A Washington Post editorial: Zinke's arrogance

U.S. Secretary of the Interior Ryan Zinke listens during a Cabinet meeting at the White House in Washington, D.C., on December 20, 2017. (Chris Kleponis/Polaris/Pool/Abaca Press/TNS) 1221614
U.S. Secretary of the Interior Ryan Zinke listens during a Cabinet meeting at the White House in Washington, D.C., on December 20, 2017. (Chris Kleponis/Polaris/Pool/Abaca Press/TNS) 1221614
Published Jan. 25, 2018

Is Interior Secretary Ryan Zinke cynical or incompetent? Those are the options after his capricious treatment of states that object to his plan to open oil and gas drilling off their coasts. (There's also: [c] both of the above.)

Two weeks ago, Zinke suddenly announced that he was exempting Florida from his plan to open practically all of the country's coastline to offshore drilling. The surprise came only a few days after Zinke rolled out the drilling plan, and immediately after a brief, personal meeting Zinke had in Tallahassee with Florida Gov. Rick Scott, a likely GOP Senate candidate who would benefit politically from securing an exemption.

In the ensuing weeks, no other state has secured an exemption. We asked Zinke's staff what explains the discrepancy between the treatment of Scott and every other governor, and spokeswoman Heather Swift replied, "Creating a five-year program is a very open and public process, and Secretary Zinke looks forward to meeting with governors and other coastal representatives who want to discuss the draft program." In other words, Zinke has no reasonable explanation.

It looks as if Zinke gave Florida exclusive attention and a hasty exemption to help Scott in his coming Senate campaign.

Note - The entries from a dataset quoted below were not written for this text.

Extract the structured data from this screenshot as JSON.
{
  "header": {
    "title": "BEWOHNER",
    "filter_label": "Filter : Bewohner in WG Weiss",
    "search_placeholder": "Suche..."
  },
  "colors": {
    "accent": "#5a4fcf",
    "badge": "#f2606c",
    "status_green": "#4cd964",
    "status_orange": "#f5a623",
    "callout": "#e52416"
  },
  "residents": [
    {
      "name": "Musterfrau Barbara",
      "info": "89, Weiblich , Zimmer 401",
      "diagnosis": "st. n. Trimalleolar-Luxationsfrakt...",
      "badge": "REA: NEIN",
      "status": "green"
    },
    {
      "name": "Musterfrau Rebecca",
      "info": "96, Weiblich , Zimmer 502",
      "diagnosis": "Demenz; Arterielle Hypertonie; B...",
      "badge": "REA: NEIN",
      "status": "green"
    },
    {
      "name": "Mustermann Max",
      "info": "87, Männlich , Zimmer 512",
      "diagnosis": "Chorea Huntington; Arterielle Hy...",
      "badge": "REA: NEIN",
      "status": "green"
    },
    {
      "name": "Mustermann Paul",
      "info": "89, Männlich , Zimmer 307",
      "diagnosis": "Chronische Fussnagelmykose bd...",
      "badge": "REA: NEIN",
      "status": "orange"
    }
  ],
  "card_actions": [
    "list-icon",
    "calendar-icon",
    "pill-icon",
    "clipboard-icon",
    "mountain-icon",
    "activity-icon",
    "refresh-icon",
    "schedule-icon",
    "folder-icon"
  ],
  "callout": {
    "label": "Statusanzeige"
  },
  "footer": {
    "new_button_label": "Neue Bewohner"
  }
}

Then, because the Trump administration is still committed to a drill-baby-drill policy, the interior secretary subjected every other coastal governor to a longer and less responsive process that may or may not lead to further exemptions.

The alternative explanation is no less damning. Zinke may not have anticipated the blowback that giving Scott extraordinary help would elicit. This includes possibly potent legal objections that the interior secretary's decisionmaking was arbitrary and the drilling plan therefore invalid. The firestorm, which a rational deliberative process would have prevented, deterred Zinke from offering any more on-the-spot exemptions.

Zinke's own arrogance, at the head of a powerful federal agency, is intolerable. He is not the king of the Interior Department, and the nation's waters are not spoils he can open or close on a whim. Whether politics or carelessness, or both, drove the Florida exemption fiasco, the rest of the nation's governors — and its citizens — deserve answers.